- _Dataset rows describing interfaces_
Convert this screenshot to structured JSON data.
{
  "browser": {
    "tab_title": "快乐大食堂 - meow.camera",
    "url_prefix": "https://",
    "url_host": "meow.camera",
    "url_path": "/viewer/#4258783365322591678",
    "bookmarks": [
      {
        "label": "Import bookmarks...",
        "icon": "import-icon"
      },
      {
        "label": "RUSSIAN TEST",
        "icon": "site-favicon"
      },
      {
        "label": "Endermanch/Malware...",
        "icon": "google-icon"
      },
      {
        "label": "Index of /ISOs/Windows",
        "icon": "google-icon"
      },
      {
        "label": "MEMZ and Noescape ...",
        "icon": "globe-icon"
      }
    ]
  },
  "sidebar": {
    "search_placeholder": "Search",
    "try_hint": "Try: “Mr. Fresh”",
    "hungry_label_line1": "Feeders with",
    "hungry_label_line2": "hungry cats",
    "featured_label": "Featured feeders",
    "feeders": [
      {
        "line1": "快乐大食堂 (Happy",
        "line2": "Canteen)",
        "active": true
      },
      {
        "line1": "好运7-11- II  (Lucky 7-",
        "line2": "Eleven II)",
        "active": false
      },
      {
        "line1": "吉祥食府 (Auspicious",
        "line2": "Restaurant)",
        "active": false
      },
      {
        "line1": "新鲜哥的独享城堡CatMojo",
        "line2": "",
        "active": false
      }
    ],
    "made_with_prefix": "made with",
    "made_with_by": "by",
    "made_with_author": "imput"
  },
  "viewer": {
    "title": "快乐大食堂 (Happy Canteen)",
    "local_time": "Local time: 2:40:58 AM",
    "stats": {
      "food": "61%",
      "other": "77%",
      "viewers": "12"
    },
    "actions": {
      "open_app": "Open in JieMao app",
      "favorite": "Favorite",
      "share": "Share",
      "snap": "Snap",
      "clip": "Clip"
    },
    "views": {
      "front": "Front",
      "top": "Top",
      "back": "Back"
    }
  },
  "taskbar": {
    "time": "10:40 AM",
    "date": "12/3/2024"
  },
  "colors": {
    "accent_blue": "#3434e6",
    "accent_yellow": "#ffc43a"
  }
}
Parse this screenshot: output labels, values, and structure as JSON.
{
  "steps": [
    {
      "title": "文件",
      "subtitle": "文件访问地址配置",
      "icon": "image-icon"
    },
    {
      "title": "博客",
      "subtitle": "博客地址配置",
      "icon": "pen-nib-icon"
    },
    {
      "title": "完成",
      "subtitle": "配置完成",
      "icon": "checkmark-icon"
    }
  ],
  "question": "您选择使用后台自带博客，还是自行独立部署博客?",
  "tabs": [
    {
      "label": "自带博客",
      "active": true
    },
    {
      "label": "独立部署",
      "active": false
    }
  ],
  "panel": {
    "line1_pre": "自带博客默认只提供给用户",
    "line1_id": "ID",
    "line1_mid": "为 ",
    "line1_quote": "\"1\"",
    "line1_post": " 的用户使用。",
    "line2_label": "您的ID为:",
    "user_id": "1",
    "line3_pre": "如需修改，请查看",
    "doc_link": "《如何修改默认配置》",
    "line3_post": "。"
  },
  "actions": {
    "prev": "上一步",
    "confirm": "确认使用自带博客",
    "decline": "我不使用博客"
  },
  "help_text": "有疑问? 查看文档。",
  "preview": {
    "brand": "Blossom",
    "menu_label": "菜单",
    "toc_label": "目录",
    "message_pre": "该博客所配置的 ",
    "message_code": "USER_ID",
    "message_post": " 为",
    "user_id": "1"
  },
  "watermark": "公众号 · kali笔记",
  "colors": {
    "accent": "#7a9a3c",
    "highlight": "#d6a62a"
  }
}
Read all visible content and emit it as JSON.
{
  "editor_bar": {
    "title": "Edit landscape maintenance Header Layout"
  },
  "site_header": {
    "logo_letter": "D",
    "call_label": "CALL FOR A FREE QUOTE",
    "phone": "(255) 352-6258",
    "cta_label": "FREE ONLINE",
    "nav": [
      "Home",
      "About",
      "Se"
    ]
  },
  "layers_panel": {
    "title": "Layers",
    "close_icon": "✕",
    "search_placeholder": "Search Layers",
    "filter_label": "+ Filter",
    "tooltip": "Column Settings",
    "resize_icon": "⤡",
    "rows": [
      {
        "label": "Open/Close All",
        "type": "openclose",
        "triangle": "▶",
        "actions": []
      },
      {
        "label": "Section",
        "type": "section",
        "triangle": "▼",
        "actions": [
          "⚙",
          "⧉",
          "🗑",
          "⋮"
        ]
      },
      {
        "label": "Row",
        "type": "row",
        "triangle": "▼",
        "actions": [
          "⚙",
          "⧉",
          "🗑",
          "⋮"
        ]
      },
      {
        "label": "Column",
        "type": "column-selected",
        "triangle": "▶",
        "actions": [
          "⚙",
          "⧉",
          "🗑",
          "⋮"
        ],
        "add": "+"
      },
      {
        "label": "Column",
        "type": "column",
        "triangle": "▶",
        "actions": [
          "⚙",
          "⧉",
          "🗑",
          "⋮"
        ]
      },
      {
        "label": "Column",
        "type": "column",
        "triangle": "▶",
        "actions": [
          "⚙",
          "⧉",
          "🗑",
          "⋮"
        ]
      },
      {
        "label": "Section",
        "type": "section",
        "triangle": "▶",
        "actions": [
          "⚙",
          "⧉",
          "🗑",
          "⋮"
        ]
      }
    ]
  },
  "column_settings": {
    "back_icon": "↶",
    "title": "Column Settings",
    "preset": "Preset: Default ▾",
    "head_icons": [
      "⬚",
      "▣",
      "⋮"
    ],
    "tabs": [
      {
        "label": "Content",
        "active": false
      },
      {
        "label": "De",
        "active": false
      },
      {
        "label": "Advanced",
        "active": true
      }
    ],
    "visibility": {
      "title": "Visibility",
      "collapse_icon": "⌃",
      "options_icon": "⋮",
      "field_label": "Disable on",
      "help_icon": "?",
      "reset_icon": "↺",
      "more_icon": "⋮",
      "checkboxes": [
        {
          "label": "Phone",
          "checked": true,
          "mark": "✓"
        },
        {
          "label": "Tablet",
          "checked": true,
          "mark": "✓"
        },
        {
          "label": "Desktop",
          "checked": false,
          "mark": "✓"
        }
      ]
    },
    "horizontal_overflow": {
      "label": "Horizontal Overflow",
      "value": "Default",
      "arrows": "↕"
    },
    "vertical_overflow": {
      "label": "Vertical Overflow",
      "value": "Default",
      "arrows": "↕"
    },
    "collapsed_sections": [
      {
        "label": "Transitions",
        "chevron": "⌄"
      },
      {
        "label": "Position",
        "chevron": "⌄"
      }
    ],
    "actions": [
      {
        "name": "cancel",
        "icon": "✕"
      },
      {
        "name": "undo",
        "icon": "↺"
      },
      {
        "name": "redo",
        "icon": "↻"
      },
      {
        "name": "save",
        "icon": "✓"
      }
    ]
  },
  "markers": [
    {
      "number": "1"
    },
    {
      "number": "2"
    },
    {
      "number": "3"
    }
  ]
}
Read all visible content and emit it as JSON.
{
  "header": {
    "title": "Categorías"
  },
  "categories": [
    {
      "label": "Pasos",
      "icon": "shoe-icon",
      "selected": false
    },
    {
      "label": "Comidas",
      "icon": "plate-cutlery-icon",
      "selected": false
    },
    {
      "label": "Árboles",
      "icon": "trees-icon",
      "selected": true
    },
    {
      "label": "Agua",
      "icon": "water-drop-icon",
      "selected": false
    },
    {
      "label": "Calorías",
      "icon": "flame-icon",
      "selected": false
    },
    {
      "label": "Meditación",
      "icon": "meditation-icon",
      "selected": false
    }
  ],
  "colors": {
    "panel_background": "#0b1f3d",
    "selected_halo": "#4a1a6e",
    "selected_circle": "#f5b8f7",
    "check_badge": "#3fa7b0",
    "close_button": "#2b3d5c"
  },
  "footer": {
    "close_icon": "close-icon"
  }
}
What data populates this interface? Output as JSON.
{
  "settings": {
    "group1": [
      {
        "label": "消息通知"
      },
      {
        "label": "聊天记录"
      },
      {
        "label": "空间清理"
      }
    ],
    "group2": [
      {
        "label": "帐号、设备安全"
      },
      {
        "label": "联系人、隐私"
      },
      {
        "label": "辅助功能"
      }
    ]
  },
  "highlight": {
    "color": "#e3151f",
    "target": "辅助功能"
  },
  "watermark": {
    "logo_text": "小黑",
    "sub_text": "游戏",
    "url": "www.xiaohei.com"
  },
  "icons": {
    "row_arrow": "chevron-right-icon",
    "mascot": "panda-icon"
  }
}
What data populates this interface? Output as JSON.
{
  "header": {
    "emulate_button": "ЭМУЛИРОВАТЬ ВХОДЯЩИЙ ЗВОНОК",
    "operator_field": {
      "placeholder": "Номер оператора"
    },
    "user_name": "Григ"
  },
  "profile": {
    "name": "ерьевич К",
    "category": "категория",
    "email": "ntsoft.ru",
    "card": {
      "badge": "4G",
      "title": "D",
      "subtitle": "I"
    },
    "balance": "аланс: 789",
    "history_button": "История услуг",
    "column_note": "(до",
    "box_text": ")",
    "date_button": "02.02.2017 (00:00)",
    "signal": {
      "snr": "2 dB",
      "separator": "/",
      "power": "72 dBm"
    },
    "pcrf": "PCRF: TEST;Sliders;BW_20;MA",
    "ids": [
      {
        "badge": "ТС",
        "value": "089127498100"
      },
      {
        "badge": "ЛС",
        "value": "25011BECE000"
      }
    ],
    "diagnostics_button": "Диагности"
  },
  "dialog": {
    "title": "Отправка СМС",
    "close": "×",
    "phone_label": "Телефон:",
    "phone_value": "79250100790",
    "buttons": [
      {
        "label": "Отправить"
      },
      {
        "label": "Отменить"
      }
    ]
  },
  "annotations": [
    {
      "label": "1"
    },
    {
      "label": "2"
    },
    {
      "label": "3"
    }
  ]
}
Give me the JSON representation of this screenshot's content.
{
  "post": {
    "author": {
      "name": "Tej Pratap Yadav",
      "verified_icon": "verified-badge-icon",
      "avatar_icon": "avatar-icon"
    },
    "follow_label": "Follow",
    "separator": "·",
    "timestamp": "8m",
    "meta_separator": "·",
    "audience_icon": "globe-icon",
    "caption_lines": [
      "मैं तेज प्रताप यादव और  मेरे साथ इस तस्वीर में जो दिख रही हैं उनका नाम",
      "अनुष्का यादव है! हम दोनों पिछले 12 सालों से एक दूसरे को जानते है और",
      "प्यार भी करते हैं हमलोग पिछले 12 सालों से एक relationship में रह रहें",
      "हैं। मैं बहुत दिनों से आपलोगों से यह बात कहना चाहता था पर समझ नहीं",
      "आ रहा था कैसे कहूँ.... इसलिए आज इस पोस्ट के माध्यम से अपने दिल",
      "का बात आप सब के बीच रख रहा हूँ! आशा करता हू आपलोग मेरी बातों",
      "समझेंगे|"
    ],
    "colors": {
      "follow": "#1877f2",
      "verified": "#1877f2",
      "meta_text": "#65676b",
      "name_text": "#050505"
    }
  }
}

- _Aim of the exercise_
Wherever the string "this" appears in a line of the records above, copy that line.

- _Response area_
Convert this screenshot to structured JSON data.
Parse this screenshot: output labels, values, and structure as JSON.
What data populates this interface? Output as JSON.
What data populates this interface? Output as JSON.
Give me the JSON representation of this screenshot's content.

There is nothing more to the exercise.